        As I expressed in a letter to the denomination, the rhetoric and construction of this statement is a bit “shaggy”. And that’s understandable, as there are so many issues at stake: the response to the suffering, as a response to the white supremacy energizing this killings, as the cause generally of equity in our society, and (left unsaid) as a response to the lives of young men who find in ideology and killing a sense of identity, even purpose (see the wonderful opinion piece from from Tara Isabella Burton in the NYT, “The Religious Hunger of the Radical Right, Aug 13). Specificity, a clear rhetorical purpose, yields impact. Yet does such a purpose exist in the statement? Something like it does emerge towards the end, in the penultimate paragraph, “we must make a choice…;” it’s either/or.

        What’s missing? Rhetorically, it is the return to the beginning, the recapitulation, applying the point to the initial incident. But this doesn’t happen. Note that Hispanic or Latinx are mentioned only three times: once in the first paragraph, twice in the applications. They disappear, subsumed in either terms like “people of color” or “racism” or “immigrants.” And as the Banner points out, the CRC actually has a church in El Paso, so the prayer for pastors “who may feel overwhelmed…” seems again, a little shy.

        The statement would be far better with a clear rhetorical point in the first sentence, setting up the argument; it likewise be better if we can see the impact of rhetoric that attacks what we confess and practice with our Hispanic brothers and sisters; and it would definitely be better had the right words about rhetoric been applied not to a “them” but to us and to our own participation in the dismissive language that harms our neighbor. Your essay on the words is indeed valuable in this regard.

  • Pam Adams says:

    Scott, I agree with everything you say but wonder about our hearts. We will not say evil things about others if we don’t think them.

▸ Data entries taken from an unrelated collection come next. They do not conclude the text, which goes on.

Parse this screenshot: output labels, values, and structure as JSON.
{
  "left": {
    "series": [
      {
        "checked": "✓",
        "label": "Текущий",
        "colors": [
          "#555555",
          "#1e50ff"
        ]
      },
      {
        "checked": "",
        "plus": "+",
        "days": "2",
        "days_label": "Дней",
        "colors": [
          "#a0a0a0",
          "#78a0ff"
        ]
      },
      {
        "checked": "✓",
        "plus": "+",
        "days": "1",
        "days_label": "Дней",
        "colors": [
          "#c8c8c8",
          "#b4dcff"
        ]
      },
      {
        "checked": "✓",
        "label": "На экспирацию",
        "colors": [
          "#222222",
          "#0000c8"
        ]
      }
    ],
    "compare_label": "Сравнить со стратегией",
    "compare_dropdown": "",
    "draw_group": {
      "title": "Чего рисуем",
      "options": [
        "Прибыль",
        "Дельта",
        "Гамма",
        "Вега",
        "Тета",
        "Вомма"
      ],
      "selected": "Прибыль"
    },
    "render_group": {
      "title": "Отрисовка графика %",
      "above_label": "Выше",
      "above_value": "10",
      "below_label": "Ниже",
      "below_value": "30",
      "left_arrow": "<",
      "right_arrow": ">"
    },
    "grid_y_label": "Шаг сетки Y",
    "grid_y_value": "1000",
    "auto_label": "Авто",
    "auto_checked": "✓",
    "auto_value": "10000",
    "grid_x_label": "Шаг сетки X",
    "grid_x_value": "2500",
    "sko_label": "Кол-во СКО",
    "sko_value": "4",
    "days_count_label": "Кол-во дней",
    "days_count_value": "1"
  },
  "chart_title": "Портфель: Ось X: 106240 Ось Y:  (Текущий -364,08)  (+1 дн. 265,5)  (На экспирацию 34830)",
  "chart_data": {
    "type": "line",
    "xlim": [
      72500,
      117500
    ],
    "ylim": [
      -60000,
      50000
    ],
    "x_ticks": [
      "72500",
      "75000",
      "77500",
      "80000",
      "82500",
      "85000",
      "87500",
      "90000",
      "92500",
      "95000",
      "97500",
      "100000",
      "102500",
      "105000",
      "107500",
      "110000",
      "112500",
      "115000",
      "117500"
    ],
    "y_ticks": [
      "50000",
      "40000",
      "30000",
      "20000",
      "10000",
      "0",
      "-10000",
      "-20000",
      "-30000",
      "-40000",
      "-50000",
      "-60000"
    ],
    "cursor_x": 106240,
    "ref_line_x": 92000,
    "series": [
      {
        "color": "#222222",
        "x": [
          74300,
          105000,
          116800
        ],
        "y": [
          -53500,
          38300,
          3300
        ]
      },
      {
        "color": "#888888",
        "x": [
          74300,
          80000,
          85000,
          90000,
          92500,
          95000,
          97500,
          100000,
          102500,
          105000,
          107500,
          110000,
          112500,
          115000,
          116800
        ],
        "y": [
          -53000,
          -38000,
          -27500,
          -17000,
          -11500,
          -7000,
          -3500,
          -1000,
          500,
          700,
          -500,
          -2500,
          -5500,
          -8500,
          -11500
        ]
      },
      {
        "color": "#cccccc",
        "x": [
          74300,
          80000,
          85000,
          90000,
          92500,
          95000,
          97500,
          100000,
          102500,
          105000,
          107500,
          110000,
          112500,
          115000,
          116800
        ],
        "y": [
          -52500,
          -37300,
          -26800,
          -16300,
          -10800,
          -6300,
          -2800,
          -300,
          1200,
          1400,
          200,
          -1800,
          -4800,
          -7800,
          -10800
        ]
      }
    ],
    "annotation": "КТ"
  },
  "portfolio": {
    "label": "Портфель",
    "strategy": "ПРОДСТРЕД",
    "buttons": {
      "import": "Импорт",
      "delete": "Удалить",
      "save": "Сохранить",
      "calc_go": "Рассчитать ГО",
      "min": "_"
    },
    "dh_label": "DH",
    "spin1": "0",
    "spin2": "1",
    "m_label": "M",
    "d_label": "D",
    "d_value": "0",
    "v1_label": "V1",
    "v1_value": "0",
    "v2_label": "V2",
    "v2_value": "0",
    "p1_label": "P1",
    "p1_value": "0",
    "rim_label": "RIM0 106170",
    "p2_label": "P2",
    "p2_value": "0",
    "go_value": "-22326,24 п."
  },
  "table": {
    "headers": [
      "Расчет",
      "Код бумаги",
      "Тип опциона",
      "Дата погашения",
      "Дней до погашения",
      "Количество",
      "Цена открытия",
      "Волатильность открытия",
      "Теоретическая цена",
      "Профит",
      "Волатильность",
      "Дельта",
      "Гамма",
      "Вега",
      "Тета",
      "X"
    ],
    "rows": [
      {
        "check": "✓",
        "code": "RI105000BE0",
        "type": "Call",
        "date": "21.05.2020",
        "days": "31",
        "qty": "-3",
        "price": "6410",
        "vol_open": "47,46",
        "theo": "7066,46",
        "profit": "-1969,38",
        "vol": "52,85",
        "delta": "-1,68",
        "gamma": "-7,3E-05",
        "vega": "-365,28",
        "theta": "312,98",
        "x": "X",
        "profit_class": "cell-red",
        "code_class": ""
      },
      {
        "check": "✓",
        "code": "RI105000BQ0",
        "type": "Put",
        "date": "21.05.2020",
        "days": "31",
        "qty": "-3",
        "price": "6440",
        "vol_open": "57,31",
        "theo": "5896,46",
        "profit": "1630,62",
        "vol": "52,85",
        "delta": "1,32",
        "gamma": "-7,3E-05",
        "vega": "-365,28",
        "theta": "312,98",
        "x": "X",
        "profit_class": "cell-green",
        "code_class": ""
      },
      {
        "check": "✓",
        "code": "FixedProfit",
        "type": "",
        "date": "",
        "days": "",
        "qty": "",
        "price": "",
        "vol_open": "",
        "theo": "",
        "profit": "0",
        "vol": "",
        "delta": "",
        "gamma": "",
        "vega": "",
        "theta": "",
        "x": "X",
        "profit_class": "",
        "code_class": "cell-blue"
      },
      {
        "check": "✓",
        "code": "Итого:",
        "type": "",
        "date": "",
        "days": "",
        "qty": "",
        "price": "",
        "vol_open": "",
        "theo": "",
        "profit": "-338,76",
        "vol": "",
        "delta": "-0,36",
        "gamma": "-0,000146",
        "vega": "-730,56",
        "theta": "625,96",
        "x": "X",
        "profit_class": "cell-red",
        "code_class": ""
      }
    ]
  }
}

So our first business is the change our hearts to be compassionate to everyone whom God has created.

    • Scott Hoezee says:

      Yes, as Jesus said, what comes out of the mouth comes straight from the heart. Change your internal attitude and you can’t spew out harmful speech about others.

  • Randy Buist says:

    Thank you Scott. I remain saddened these days for how so many within our reformed denominations have given their political party priority over the gospel of Jesus. I’m certain it has been the case since the life of Jesus, but the reality often hits me hard. Grace & peace.

  • Hi Scott, would you agree that Scripture teaches us that a falsehood told in a “measured” and “civil” way is far worse than a truth told in a “harsh” or “politically incorrect” way?

    You stated, “It was hardly a stretch for the CRCNA statement—with all this biblical material in the background—to suggest that the speech of our leaders (including the President) that describes an entire group of people as rapists, as thugs, as criminals, as an infestation, and as an invasion might just have some effect.”

    Could you please tell us when & where President Trump referred to an entire group this way, and what group that was?

Leave a Reply